MARLINSPIKE fire up and immediately my psych-rock bullshit radar is on high alert again; the first few minutes play out like generic space-rock jamming that hasn't been novel for forty years. But soon enough this bleeds into song forms, and we get a tune that sounds like a Celtic air channelled through Aussie blues-rock of the '70s. Like Led Zep's folky excursions, but steeped in dank lager. A large part of their appeal is the drums, which are delivered with a clipped accuracy worthy of a marching band (the drummer, in turn, looks incongruously well-groomed). The bass is punctual and plucky too. So, these things pin all the guitar swirl to a taut rhythm section, stretched over jagged edges. And despite their nods to the psych-rock canon, they're not married to it: songs just as readily spiral into passages recalling recent Radiohead, or the melodic post-punk of Television.
And they lob the shuttlecock to the band of the hour, that is, EM BURROWS AND THE BEARDED RAINBOW. The group's releasing an EP tonight, which is called Solitary Sounds although their aesthetic is actually all about big, layered, team-effort arrangements.
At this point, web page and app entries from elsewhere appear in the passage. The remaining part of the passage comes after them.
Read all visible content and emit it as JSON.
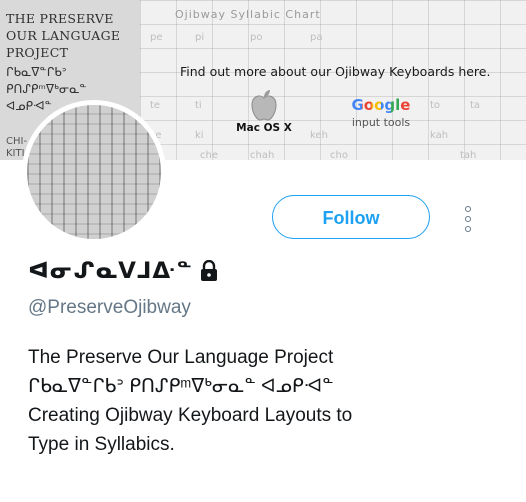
{
  "banner": {
    "brand_title": "The Preserve Our Language Project",
    "brand_syllabics": "ᒋᑲᓇᐁᓐᒋᑲᐣ\nᑭᑎᔑᑭᵐᐁᒃᓂᓇᓐ\nᐊᓄᑭᐗᓐ",
    "brand_footer": "CHI-\nKITIS",
    "chart_title": "Ojibway Syllabic Chart",
    "headline": "Find out more about our Ojibway Keyboards here.",
    "mac_label": "Mac OS X",
    "google_word": "Google",
    "google_sub": "input tools",
    "ghost_letters": [
      "pe",
      "pi",
      "po",
      "pa",
      "te",
      "ti",
      "to",
      "ta",
      "ke",
      "ki",
      "ko",
      "ka",
      "che",
      "chi",
      "cho",
      "chah",
      "keh",
      "koh",
      "kah",
      "tah"
    ]
  },
  "profile": {
    "follow_label": "Follow",
    "display_name": "ᐊᓂᔑᓇᐯᒧᐏᓐ",
    "handle": "@PreserveOjibway",
    "bio_lines": [
      "The Preserve Our Language Project",
      "ᒋᑲᓇᐁᓐᒋᑲᐣ ᑭᑎᔑᑭᵐᐁᒃᓂᓇᓐ ᐊᓄᑭᐗᓐ",
      "Creating Ojibway Keyboard Layouts to",
      "Type in Syllabics."
    ]
  },
  "colors": {
    "accent": "#1da1f2",
    "text_primary": "#14171a",
    "text_secondary": "#657786"
  },
  "icons": {
    "lock": "lock-icon",
    "more": "more-vertical-icon",
    "apple": "apple-logo-icon"
  }
}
And what a sturdy team. Assured bass and effortless drums with a soul music kinda touch; juicy rotary organ, precise chiming guitar, crisp backing vocals and percussion. Of course, Em Burrows sits at the sonic centre: her confident vocal projections and emphatic piano drive these tightly-spun songs forward.
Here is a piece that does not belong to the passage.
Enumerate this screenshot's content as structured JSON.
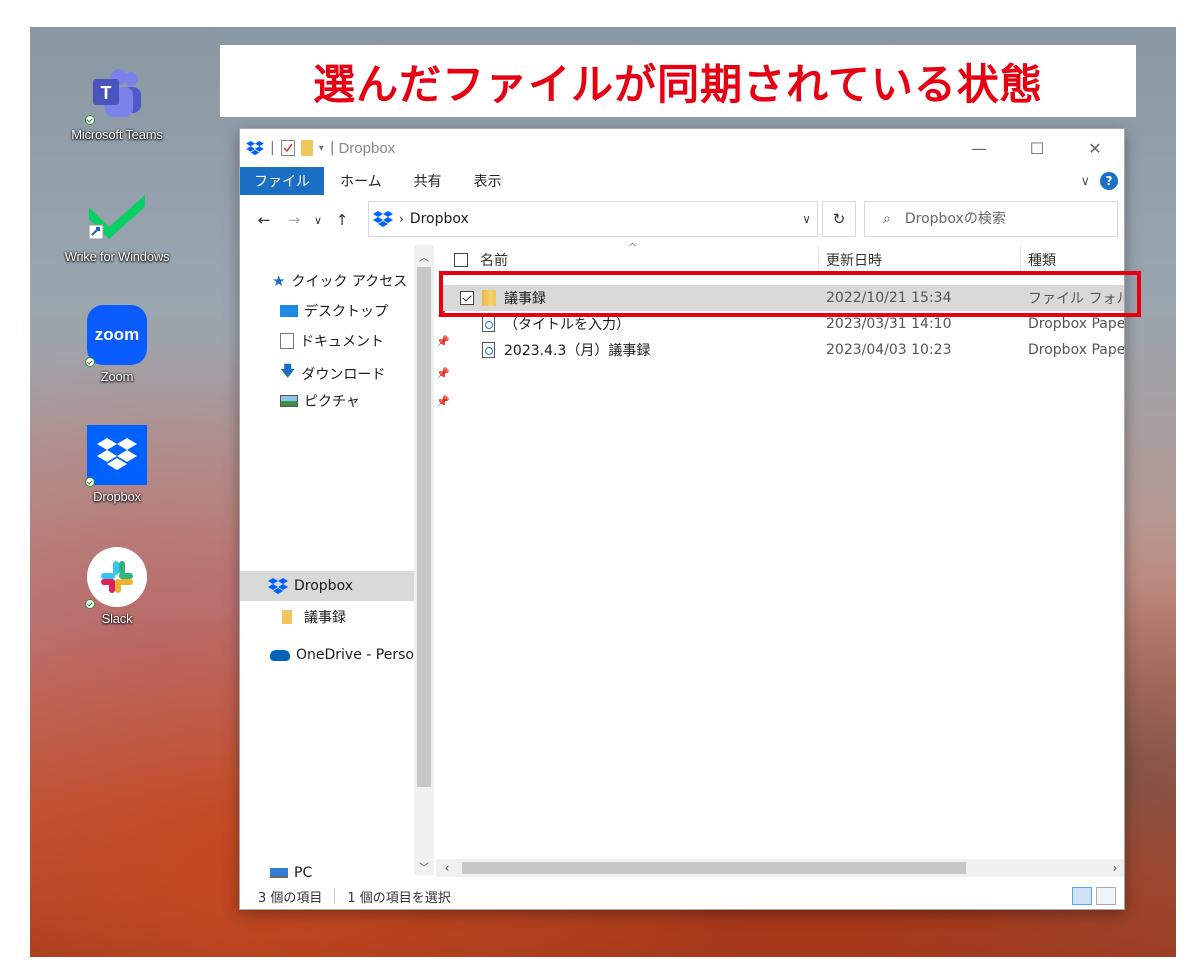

And they are unmistakably songs, not soundscapes or sketches or anything else. Each has a distinct self-contained identity, an instantly memorable hook, clear lyrics. Each boasts a decisive mood and musical lineage. The sanguine, bouncy hemiola feel of 'Weights and Measures' recalls Jethro Tull or early Yes, while 'Solitary Sounds' and 'Dreamers,' tempt comparison to The Zombies and Jefferson Airplane. 'Timeline' is a big bluesy burner, and 'Paces' spreads Doors/Beatles undulations over a funky backbeat.
There's no point pretending this isn't throwback music - right down to their fanciful flower power band name, the Bearded Rainbow wear their influences on their velveteen sleeves. What separates them from any number of retro-rock caricature bands is (firstly) their thrilling adeptness, and (secondly, moreover) the earnest and adventurous quality of the songs. Each feels like a genuine reflection on a contemporary moment, even if it's rendered in a period style, and this honesty is complimented by the pre-ironic optimism of the sound. Lines like "woah-oh, nothing really changes, ah-ah, we're going through our paces" might sound banal in the hands of a lesser artist, but Em Burrows shoots them through with anthemic melody and lively resolve, so the message feels universal and timeless rather than trite. It's a skill epitomised by Fleetwood Mac, who could make axioms hit home with euphoric immediacy - and Em Burrows is on a similar tip, while also peppering her lyrics with psychedelic whimsy (tigers howling at the moon, bubbles in outer space, and so on). In the end, the central and gravitational appeal of Em Burrows and the Bearded Rainbow isn't that they sound a bit like A and B '60s band or use X and Y instrument sound. It's that they're clearly playing the music they absolutely, desperately love, and they're doing it with full commitment and gusto. In moments of such clarity, all my anxiety around the use of psych-rock tropes seems laughably irrelevant. And if such pure musical moments aren't a joy to be cherished, then I don't know what is.